“Within 20 minutes, we can fertilize and water 30 rows,” said Doug. They are also learning better ways to control bugs and other pests, and a plastic covering is used to hold down weeds and keep moisture from escaping. Doing this helps cut the amount of labor needed and creates less mud. “As long as we don’t have lightning, we can have harvesting any time here,” he said.
As he shows with The Giving Fields, Doug knows how to run a business and use all the resources he can to make it be a success. The most important resources are likely the volunteers that Sheila and he bring to the project. Sheila talked about the variety of the citizens who come on the harvesting nights of Sunday and Wednesday.
“There is an 83-year-old woman who comes faithfully all the time,” she said. “There are parents who bring their teenagers to have a good learning experience. We also had a group come from the local boys’ club. We have all ages (come) to volunteer and it has worked out well.”
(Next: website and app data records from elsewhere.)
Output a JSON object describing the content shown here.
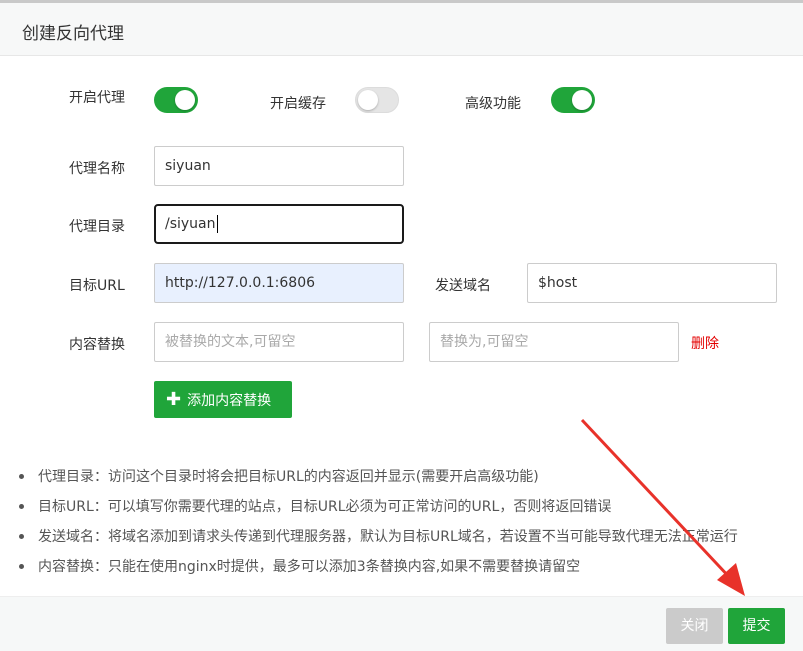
{
  "dialog": {
    "title": "创建反向代理"
  },
  "toggles": {
    "enable_proxy": {
      "label": "开启代理",
      "on": true
    },
    "enable_cache": {
      "label": "开启缓存",
      "on": false
    },
    "advanced": {
      "label": "高级功能",
      "on": true
    }
  },
  "form": {
    "proxy_name": {
      "label": "代理名称",
      "value": "siyuan"
    },
    "proxy_dir": {
      "label": "代理目录",
      "value": "/siyuan"
    },
    "target_url": {
      "label": "目标URL",
      "value": "http://127.0.0.1:6806"
    },
    "send_domain": {
      "label": "发送域名",
      "value": "$host"
    },
    "content_replace": {
      "label": "内容替换",
      "from_placeholder": "被替换的文本,可留空",
      "to_placeholder": "替换为,可留空",
      "delete_label": "删除"
    },
    "add_replace_label": "添加内容替换"
  },
  "notes": [
    "代理目录：访问这个目录时将会把目标URL的内容返回并显示(需要开启高级功能)",
    "目标URL：可以填写你需要代理的站点，目标URL必须为可正常访问的URL，否则将返回错误",
    "发送域名：将域名添加到请求头传递到代理服务器，默认为目标URL域名，若设置不当可能导致代理无法正常运行",
    "内容替换：只能在使用nginx时提供，最多可以添加3条替换内容,如果不需要替换请留空"
  ],
  "footer": {
    "close_label": "关闭",
    "submit_label": "提交"
  },
  "colors": {
    "accent": "#20a53a",
    "danger": "#e30000",
    "annotation_arrow": "#e8322a"
  }
}
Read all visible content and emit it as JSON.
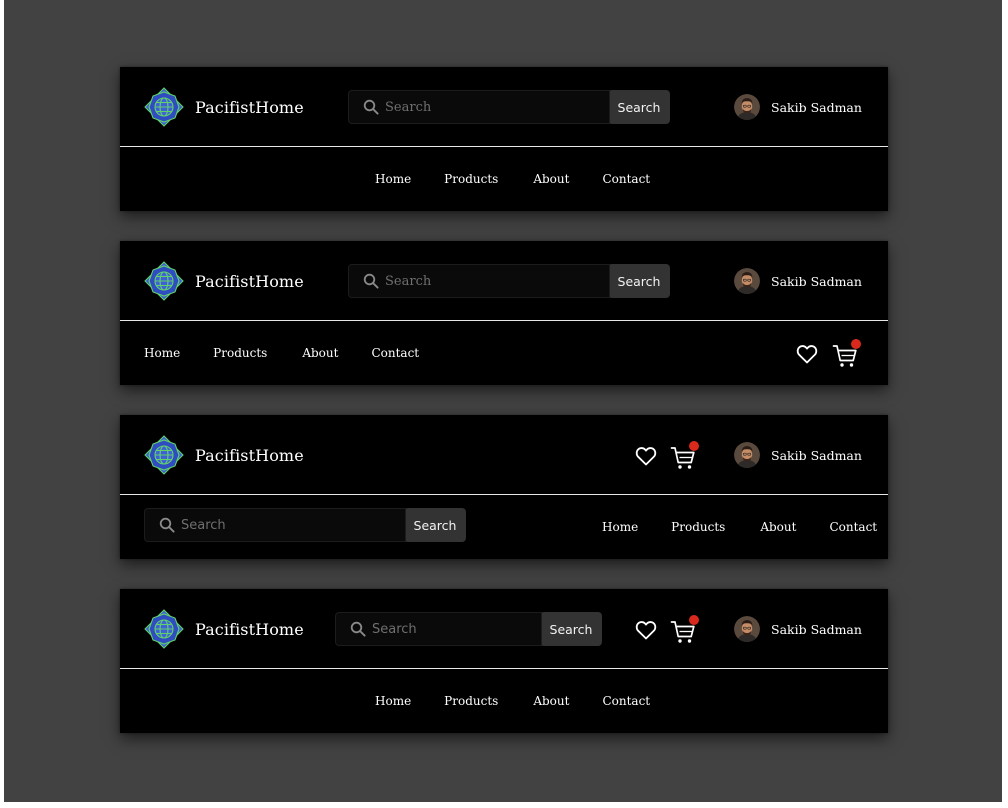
{
  "brand": {
    "name": "PacifistHome",
    "logo_icon": "globe-flower-logo",
    "logo_colors": {
      "petal": "#3f5fd6",
      "outline": "#61d26b"
    }
  },
  "search": {
    "placeholder": "Search",
    "button_label": "Search",
    "icon": "search-icon"
  },
  "user": {
    "name": "Sakib Sadman",
    "avatar_icon": "user-avatar"
  },
  "nav_links": {
    "home": "Home",
    "products": "Products",
    "about": "About",
    "contact": "Contact"
  },
  "icons": {
    "wishlist": "heart-icon",
    "cart": "cart-icon"
  },
  "colors": {
    "background": "#424242",
    "navbar": "#000000",
    "search_button": "#333333",
    "badge": "#d9291c",
    "text": "#ffffff"
  },
  "variants": [
    {
      "id": "variant-1",
      "layout": "centered search, user right; centered links below"
    },
    {
      "id": "variant-2",
      "layout": "centered search, user right; links left, wishlist and cart right"
    },
    {
      "id": "variant-3",
      "layout": "wishlist, cart and user right; search left, links right below"
    },
    {
      "id": "variant-4",
      "layout": "search, wishlist, cart and user in top row; centered links below"
    }
  ]
}
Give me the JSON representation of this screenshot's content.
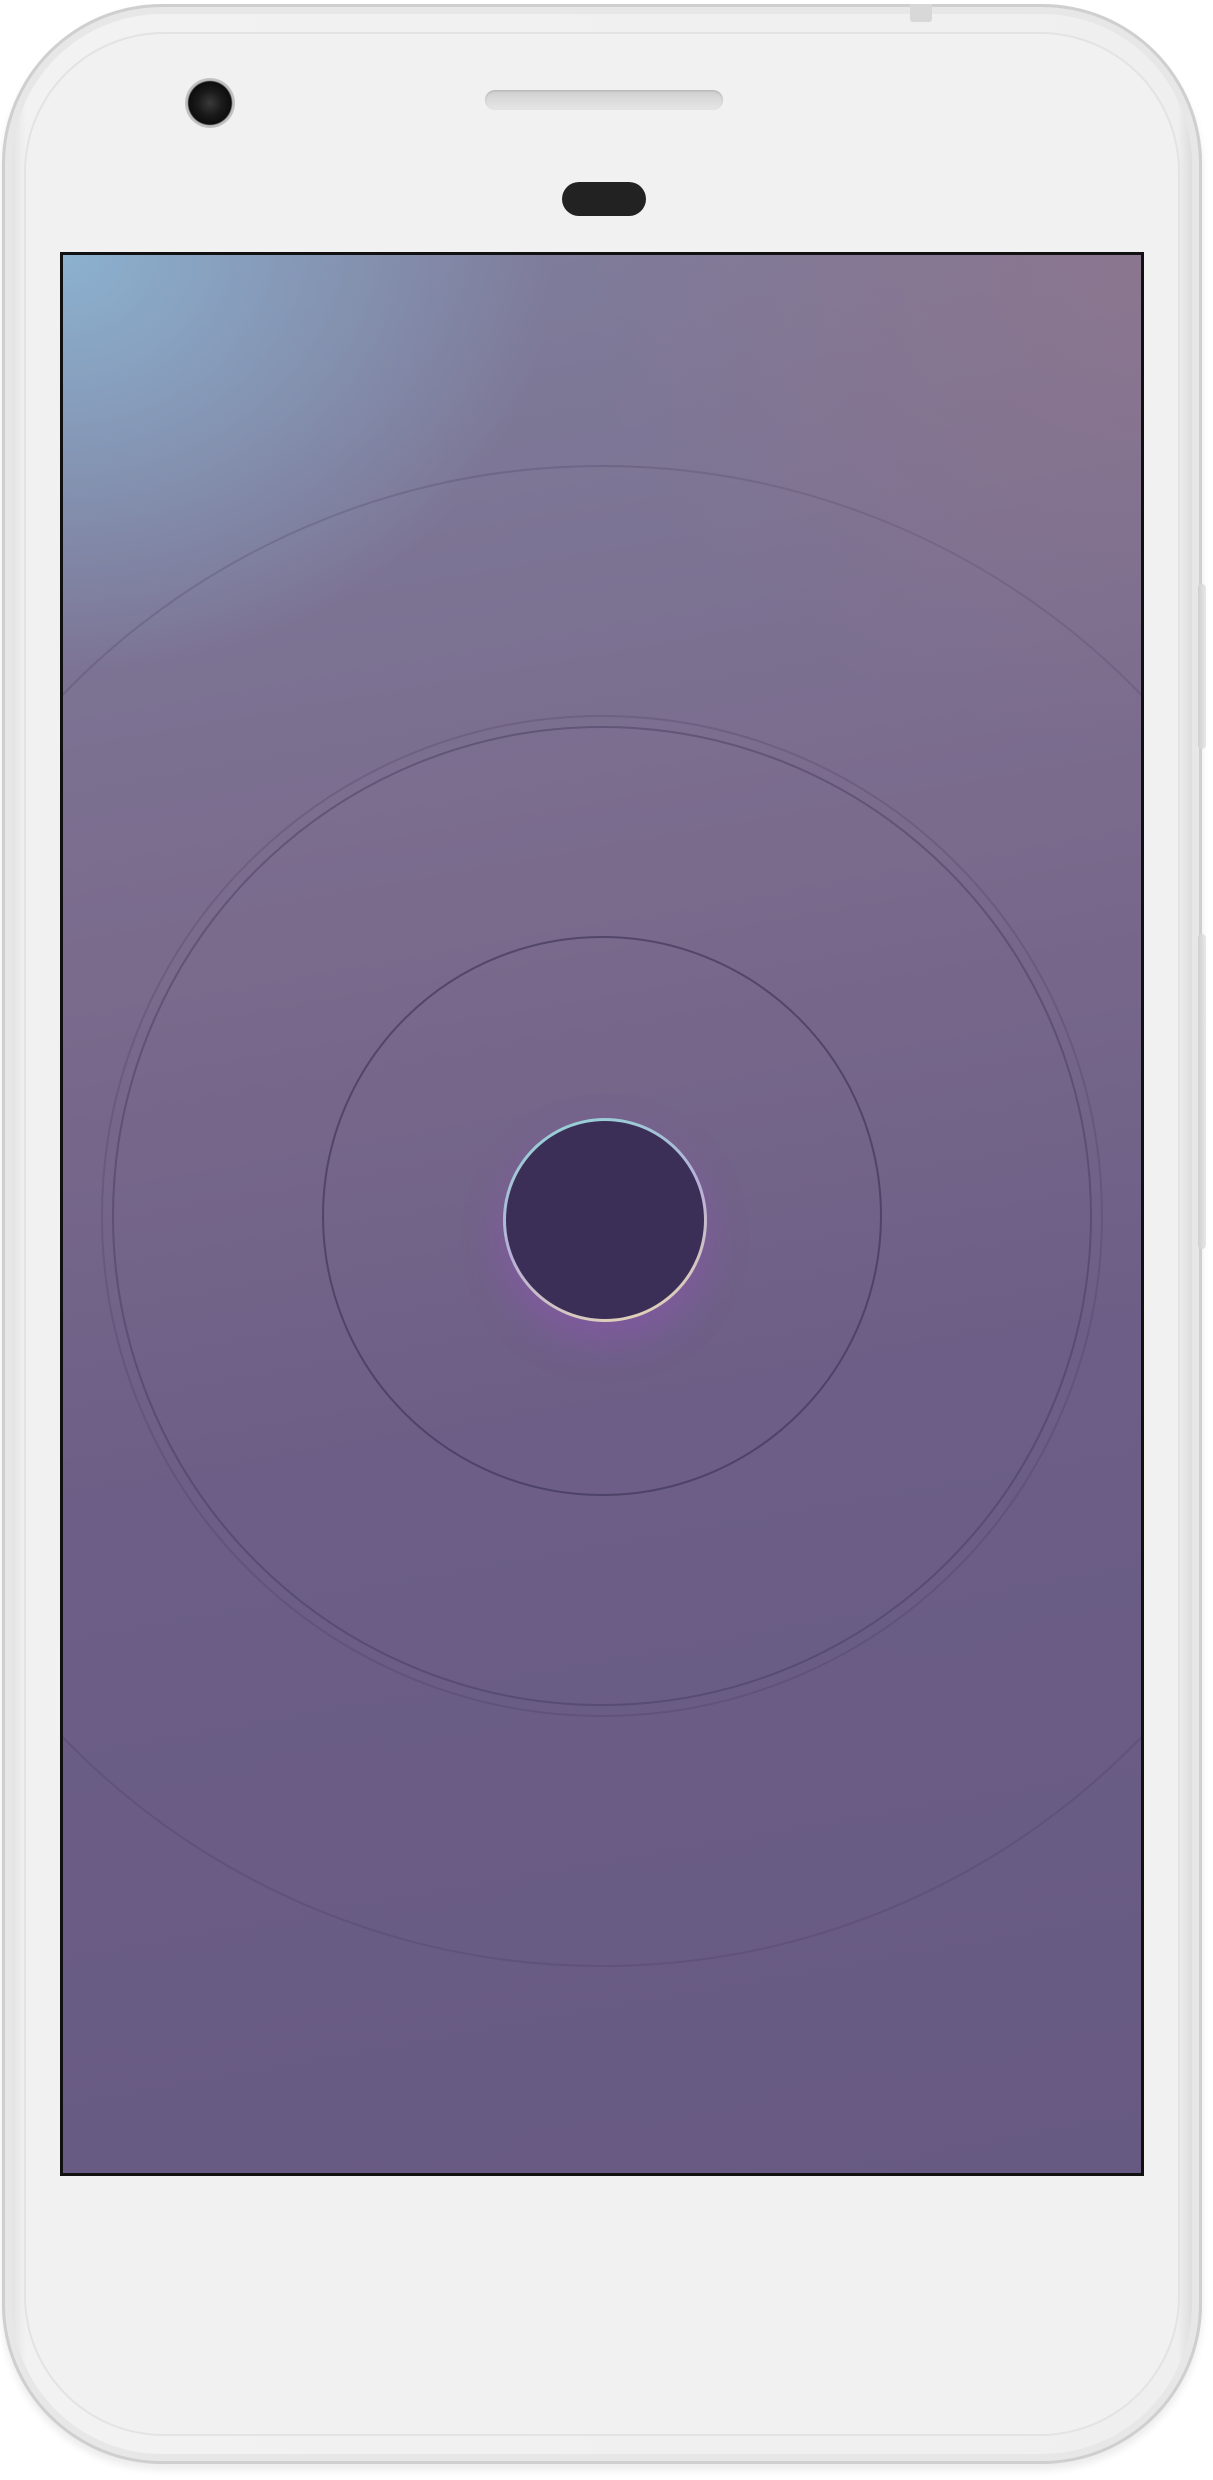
{
  "device": {
    "frame_color": "#efefef",
    "sensor_color": "#222222"
  },
  "screen": {
    "background_colors": [
      "#8cb4d2",
      "#7a6a8c",
      "#675a82"
    ],
    "ring_color": "#3e3458",
    "center_button": {
      "icon": "circle-button-icon",
      "fill_color": "#3b2f57",
      "rim_colors": [
        "#8fd8d6",
        "#e9d8b0"
      ]
    }
  }
}
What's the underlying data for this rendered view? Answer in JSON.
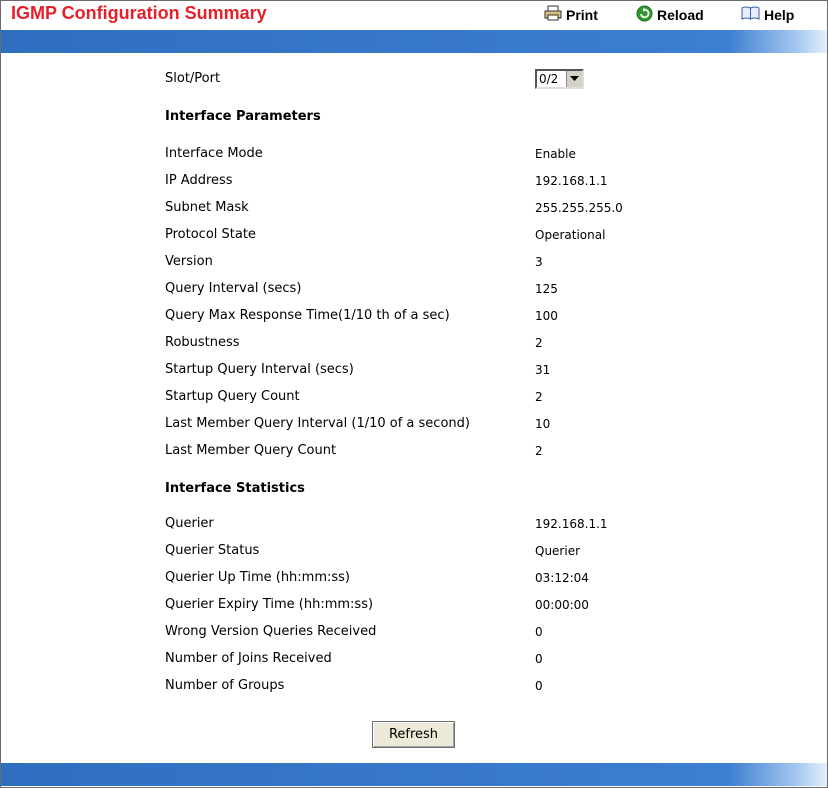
{
  "header": {
    "title": "IGMP Configuration Summary",
    "print_label": "Print",
    "reload_label": "Reload",
    "help_label": "Help"
  },
  "slot_port": {
    "label": "Slot/Port",
    "value": "0/2"
  },
  "interface_parameters": {
    "heading": "Interface Parameters",
    "rows": [
      {
        "label": "Interface Mode",
        "value": "Enable"
      },
      {
        "label": "IP Address",
        "value": "192.168.1.1"
      },
      {
        "label": "Subnet Mask",
        "value": "255.255.255.0"
      },
      {
        "label": "Protocol State",
        "value": "Operational"
      },
      {
        "label": "Version",
        "value": "3"
      },
      {
        "label": "Query Interval (secs)",
        "value": "125"
      },
      {
        "label": "Query Max Response Time(1/10 th of a sec)",
        "value": "100"
      },
      {
        "label": "Robustness",
        "value": "2"
      },
      {
        "label": "Startup Query Interval (secs)",
        "value": "31"
      },
      {
        "label": "Startup Query Count",
        "value": "2"
      },
      {
        "label": "Last Member Query Interval (1/10 of a second)",
        "value": "10"
      },
      {
        "label": "Last Member Query Count",
        "value": "2"
      }
    ]
  },
  "interface_statistics": {
    "heading": "Interface Statistics",
    "rows": [
      {
        "label": "Querier",
        "value": "192.168.1.1"
      },
      {
        "label": "Querier Status",
        "value": "Querier"
      },
      {
        "label": "Querier Up Time (hh:mm:ss)",
        "value": "03:12:04"
      },
      {
        "label": "Querier Expiry Time (hh:mm:ss)",
        "value": "00:00:00"
      },
      {
        "label": "Wrong Version Queries Received",
        "value": "0"
      },
      {
        "label": "Number of Joins Received",
        "value": "0"
      },
      {
        "label": "Number of Groups",
        "value": "0"
      }
    ]
  },
  "actions": {
    "refresh_label": "Refresh"
  },
  "colors": {
    "title": "#e4202a",
    "bar": "#3c7ed0",
    "reload_icon": "#2e9a2e"
  }
}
The skilled work and materials donated to start and keep the project going show confidence in the Brays’ leadership. Much of the work for two parking lots on the property was handled by the trucking company owned by Doug’s twin brother, Dallas, and younger brother Roger.
Others helped them clean up the rubble of the old house and barn along with the grown up fence line. A new fence was built to keep four-wheelers away. A small but powerful solar panel given by a local company stands near the growing area, supplying energy to charge the electric fences that keep out animal predators. Doug’s uncle, Ken Flairty, did much of the ground plowing, and Tony Burns, a neighbor, has been a jack-of-all-trades for The Giving Fields, including installing the fence and building a stand for the five beehives and the bees that pollinate the plants.
“The real heroes are all the volunteers,” Doug said, modestly.
It is true that volunteer support is important in making the project work well. However, without the care and leadership of Doug and Sheila, it likely would not have happened. The two believed in The Giving Fields idea and did the careful preparation necessary for it to work. David Koester, University of Kentucky farming expert, said, “They have done everything from fund-raising to clearing brush and tying tomatoes.”
Regarding their hopes for the future of The Giving Fields, the couple wants the project to belong, in a huge way, to everybody in the area.
“It would make me real happy to see this expanding out as far as it would go, and that we would (eventually) have the community running this garden and taking ownership,” Shelia said.
But for now, the Brays will need to stay involved. “We don’t think about the number of hours we put in,” said Doug. “It’s just whatever needs to be done.”
This year Doug and Shelia are expanding the garden by 50 percent and planting 300 apple trees and 250 blueberry bushes. They are working with two other locations in northern Kentucky to set up similar garden projects. In the future, they hope to involve local schools and also provide box gardens for senior citizens living in assisted living facilities.
Would not the world be a better place if all dreamed noble dreams…and then put in the work to achieve them?
Steve Flairty is a life-long Kentuckian, a teacher, public speaker and an author of three books, a biography of Kentucky Afield host Tim Farmer and two “Kentucky’s Everyday Heroes,” collections of stories about ordinary people who do extraordinary things. He will publish a version of “Everyday Heroes” for kids this summer. This piece is an excerpt from that book. Steve is a correspondent for Kentucky Monthly. His column for KyForward appears weekly. Contact him at firstname.lastname@example.org.